"I used to play with bees a bit before I retired. People often want to get rid of trees for cultivation, but if the tree had bees in it, they didn't know how to deal with it," he said.

"I'd always go help, get some honey, and most of the time get some bees too. I've gotten bees from a lot of places."

When people think of bees, they often affiliate them with bee stings, but Mr Brown is lucky in that department.

"I get stung often, that's for sure, but I only feel it for about 10 minutes. The doctor likes to joke and tells me I must have a different kind of blood. It's definitely lucky for the industry," he said.

Despite the occupational hazard, Mr Brown loves what he does, whether he makes money from it or not.

"I don't sell a lot, if I'm honest, but I'm on a pension so I have to be careful. My son has also joined in now, so while splitting the profits, I don't get much at all," he said.

"I don't mind, because I only started it as a hobby any ways. I also don't do markets for a living, I just like the talking and community environment."

Mr Brown also enjoys doing his part in showcasing Kumbia and its local produce.

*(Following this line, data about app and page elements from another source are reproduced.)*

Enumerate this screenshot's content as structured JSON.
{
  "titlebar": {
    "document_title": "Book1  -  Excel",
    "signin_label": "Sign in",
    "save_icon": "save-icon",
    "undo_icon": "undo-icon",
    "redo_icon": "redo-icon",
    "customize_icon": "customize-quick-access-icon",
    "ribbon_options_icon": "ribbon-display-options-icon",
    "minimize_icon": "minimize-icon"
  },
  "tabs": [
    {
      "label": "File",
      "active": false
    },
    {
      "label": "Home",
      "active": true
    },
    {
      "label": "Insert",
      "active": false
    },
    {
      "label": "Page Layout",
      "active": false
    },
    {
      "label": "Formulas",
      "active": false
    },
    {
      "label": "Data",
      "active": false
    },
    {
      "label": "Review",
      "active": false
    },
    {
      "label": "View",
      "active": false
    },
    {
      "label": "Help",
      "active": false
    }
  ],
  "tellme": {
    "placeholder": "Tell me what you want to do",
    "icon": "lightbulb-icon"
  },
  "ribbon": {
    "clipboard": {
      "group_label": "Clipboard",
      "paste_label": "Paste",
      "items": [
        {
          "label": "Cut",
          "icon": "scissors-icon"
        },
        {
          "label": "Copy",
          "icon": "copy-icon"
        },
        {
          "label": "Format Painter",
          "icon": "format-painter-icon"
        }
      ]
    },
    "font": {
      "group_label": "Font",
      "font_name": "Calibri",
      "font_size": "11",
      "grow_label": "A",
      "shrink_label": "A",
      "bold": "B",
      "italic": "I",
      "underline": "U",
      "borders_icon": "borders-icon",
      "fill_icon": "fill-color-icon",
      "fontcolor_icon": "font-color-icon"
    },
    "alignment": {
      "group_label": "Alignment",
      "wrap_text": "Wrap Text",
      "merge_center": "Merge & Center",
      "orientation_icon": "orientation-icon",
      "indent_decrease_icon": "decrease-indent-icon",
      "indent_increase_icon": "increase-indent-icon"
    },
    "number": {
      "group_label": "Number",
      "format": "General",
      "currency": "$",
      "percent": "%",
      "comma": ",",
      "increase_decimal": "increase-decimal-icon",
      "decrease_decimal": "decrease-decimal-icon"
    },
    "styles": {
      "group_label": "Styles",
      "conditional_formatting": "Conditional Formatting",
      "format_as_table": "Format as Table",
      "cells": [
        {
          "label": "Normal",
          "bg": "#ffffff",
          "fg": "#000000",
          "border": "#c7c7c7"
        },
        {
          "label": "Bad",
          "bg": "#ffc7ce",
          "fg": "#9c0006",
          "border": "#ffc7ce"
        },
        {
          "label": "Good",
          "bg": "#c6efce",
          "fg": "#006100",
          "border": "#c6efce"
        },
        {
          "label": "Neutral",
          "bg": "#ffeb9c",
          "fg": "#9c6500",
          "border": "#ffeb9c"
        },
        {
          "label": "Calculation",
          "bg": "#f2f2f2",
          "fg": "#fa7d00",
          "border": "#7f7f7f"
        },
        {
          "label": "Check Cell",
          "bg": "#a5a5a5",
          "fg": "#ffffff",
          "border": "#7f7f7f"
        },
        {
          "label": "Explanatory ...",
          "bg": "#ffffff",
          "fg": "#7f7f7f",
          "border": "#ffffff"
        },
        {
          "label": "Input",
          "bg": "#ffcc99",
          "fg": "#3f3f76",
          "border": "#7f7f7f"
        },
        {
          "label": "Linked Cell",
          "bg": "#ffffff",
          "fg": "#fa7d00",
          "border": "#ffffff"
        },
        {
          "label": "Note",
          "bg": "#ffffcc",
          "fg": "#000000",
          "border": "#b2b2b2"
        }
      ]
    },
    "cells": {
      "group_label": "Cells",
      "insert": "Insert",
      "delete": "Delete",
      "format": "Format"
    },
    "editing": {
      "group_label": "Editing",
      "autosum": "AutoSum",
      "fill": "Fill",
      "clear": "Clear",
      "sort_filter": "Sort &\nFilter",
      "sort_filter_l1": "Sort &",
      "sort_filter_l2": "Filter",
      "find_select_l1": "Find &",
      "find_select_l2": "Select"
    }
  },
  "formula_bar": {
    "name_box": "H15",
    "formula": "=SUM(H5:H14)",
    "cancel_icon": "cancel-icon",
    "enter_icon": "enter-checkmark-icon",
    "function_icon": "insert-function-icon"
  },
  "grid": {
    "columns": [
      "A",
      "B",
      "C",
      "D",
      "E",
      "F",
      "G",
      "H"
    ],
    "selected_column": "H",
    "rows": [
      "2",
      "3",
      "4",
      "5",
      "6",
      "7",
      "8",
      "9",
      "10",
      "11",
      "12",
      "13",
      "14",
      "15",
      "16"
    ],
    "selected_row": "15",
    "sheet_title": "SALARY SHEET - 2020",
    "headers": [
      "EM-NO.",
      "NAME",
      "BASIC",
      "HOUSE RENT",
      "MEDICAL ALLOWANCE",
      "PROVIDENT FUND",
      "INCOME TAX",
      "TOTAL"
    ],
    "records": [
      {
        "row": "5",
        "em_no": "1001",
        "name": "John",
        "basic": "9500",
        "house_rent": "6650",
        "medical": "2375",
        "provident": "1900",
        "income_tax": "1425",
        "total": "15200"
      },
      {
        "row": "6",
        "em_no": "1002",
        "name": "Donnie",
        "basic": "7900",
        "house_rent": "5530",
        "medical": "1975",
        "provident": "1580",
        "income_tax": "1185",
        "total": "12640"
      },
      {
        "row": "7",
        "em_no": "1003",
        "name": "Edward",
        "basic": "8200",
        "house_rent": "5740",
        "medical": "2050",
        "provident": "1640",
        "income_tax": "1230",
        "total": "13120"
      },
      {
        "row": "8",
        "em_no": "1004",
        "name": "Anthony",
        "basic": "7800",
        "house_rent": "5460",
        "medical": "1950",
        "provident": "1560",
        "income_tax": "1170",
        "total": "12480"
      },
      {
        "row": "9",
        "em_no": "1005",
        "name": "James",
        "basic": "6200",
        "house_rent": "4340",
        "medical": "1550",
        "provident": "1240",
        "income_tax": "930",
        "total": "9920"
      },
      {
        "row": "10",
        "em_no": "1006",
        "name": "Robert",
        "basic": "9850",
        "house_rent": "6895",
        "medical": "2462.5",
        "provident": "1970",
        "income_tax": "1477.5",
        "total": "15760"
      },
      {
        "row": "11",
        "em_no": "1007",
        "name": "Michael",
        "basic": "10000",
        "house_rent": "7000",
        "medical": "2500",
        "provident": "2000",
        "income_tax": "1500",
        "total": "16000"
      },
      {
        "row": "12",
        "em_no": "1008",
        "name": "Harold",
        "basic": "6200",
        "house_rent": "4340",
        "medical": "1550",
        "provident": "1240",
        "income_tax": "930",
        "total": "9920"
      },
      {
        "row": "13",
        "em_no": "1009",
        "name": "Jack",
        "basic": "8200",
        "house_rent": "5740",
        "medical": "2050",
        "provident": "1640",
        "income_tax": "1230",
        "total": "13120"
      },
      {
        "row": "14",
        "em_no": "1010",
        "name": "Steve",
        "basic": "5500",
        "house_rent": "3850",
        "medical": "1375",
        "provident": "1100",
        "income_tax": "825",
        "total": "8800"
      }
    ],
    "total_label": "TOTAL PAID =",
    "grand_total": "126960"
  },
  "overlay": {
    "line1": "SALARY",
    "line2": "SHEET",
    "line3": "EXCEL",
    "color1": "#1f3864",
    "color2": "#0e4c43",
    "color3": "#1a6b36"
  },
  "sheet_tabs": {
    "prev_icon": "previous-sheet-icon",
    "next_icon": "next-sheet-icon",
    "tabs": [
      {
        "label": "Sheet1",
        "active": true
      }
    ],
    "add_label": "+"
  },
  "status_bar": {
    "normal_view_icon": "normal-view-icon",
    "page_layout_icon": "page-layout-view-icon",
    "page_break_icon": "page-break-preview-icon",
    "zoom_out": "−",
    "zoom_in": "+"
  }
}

"It's always good to be promoting Kumbia and what we have to offer there. The local service station gets all his honey off me, too, so he advertises it for me, and that's really nice," he said.